A MILLIONAIRE’S son who showed a barman fake gun after being refused Prosecco won’t face justice for two months – because he is jetting off to Barbados.

Oliver George appeared in court over the drunken yacht club fracas two days before he and his family are due to fly to the Caribbean where they have a home.

The 26-year-old, who lives in a £1.8m flat in Panorama Road, Sandbanks, faced a maximum sentence of six months in jail for the offence of possessing an imitation firearm in a public place.

But despite pleading guilty Poole magistrates agreed not to sentence him for almost two months as he is heading off to Barbados tomorrow.

He can’t be assessed by a probation officer for a pre-sentence report until after he gets back on November 11. It will then take another month before he can be dealt with.

The court heard George caused trouble during an afternoon drinking at the Sandbanks Yacht Club on September 20. He became annoyed when staff refused to serve him any more alcohol as he appeared intoxicated.

He then lifted up his cardigan and flashed at them the handle of a 'pistol' that was tucked into the waistband of his shorts.

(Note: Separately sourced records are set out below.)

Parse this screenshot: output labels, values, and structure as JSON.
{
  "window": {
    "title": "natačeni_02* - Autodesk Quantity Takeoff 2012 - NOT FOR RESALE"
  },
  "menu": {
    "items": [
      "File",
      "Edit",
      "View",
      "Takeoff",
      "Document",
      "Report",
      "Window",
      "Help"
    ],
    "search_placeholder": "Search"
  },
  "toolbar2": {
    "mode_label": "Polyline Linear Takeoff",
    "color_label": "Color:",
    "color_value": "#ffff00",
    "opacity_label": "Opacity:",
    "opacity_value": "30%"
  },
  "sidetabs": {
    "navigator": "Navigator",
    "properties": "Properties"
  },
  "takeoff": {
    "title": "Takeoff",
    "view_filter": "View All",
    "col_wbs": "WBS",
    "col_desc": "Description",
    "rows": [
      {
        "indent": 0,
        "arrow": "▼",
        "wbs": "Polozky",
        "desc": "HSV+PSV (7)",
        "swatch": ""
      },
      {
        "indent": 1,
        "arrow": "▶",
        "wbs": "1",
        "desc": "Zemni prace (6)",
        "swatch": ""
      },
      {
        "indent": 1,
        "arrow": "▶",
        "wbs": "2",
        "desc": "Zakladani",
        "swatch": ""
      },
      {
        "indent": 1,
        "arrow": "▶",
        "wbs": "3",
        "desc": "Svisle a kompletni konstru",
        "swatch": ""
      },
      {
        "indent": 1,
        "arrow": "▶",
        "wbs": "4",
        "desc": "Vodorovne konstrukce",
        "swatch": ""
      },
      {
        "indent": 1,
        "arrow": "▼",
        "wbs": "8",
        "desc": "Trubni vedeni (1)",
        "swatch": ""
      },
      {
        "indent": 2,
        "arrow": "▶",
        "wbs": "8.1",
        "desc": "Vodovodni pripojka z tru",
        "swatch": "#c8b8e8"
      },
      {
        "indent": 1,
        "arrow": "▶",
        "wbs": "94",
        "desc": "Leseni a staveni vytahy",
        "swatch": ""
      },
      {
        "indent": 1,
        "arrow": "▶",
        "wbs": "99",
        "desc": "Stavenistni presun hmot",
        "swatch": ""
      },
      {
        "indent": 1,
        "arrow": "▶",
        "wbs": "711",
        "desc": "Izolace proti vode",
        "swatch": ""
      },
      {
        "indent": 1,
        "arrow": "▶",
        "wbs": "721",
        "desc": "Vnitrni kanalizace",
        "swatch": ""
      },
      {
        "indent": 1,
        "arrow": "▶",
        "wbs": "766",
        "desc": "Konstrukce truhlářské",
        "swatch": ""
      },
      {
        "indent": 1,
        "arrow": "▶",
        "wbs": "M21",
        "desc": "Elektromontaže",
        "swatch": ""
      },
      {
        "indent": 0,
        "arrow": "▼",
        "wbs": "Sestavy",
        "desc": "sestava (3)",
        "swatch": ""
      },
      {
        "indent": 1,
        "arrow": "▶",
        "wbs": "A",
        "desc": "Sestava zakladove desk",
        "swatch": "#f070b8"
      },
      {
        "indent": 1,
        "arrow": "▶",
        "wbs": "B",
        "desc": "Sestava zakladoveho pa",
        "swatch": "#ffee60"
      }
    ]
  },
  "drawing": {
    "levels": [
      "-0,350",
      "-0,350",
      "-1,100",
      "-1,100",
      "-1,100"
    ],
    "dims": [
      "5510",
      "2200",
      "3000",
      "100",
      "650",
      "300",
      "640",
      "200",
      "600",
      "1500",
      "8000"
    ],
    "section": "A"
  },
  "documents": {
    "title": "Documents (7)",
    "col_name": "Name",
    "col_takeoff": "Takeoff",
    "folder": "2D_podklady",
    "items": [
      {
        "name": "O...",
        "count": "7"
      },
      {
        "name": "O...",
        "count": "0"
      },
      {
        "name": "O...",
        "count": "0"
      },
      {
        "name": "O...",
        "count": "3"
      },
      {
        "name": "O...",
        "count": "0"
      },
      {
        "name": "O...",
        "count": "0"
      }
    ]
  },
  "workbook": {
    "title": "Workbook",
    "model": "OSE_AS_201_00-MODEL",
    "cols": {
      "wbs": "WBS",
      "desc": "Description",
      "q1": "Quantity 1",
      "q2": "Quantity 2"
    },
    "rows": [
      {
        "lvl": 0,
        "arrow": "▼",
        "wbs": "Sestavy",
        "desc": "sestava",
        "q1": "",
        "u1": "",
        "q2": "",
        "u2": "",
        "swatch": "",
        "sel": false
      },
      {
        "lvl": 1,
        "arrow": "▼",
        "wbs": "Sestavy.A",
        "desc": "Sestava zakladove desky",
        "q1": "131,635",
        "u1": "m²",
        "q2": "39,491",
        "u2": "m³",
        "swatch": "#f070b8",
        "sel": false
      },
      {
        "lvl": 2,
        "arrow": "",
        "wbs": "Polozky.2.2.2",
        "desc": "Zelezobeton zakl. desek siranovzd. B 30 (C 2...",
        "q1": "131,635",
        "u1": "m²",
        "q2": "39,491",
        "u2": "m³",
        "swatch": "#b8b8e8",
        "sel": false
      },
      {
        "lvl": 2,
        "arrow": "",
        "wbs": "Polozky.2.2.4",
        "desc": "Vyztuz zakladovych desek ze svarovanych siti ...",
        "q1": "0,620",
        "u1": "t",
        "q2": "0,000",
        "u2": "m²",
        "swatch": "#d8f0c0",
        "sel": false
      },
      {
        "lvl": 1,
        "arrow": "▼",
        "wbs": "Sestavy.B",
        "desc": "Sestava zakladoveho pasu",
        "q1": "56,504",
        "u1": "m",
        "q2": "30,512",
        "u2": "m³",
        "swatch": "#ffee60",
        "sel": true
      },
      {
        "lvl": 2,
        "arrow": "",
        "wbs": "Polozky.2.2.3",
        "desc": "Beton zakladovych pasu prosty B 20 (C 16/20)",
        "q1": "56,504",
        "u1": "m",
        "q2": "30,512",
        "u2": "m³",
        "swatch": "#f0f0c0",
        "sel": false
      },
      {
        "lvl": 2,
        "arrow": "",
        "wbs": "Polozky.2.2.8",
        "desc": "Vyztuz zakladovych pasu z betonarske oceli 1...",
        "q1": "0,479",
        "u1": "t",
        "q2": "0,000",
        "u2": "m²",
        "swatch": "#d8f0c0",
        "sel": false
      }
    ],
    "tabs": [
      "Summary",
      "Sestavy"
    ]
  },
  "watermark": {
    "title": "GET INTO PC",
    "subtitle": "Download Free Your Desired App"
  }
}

He told the barman “don’t be a p***y, give me a drink”, the court heard.

Shocked staff gave George a glass of Prosecco before calling the police.

Ryan Seneviratne, prosecuting, said: “He returned to the club at 3.30pm, went to the bar and showed he had something tucked into his waistband.

“He was told he could not have a gun but he replied ‘don’t be a p***y, give me a drink’.

“The police were then called but the defendant had left by then.”

George was arrested at his family’s harbourside home 140 yards from the yacht club a short time later. He is the son of wealthy market owner Brendan George.

The incident was attended by armed police who conducted a search of the area, including George’s home.

Terry Scanlan, mitigating, said: “Mr George was in possession of a toy gun and he admits he lifted his cardigan up so staff were aware of it.

“However, he does not believe there is any linkage between this and his request for alcohol.”

The court heard that George’s £1,100 flight to the Caribbean takes off tomorrow and while away he will see a doctor three times a week to treat ‘alcohol-related issues’, it was heard.

During the hearing, magistrates ordered George to return to his home to retrieve proof of the flight. They also wanted to see when the trip had been booked to ensure it had not been ordered to delay proceedings.

After a break of over an hour, he returned to court with details proving it had been booked on September 4 - 16 days before the incident.

Mr Senevirante did not object to the lengthy delay but warned that George "should not be able to escape punishment by simply leaving the country".

He will return to the court to be sentenced on December 4.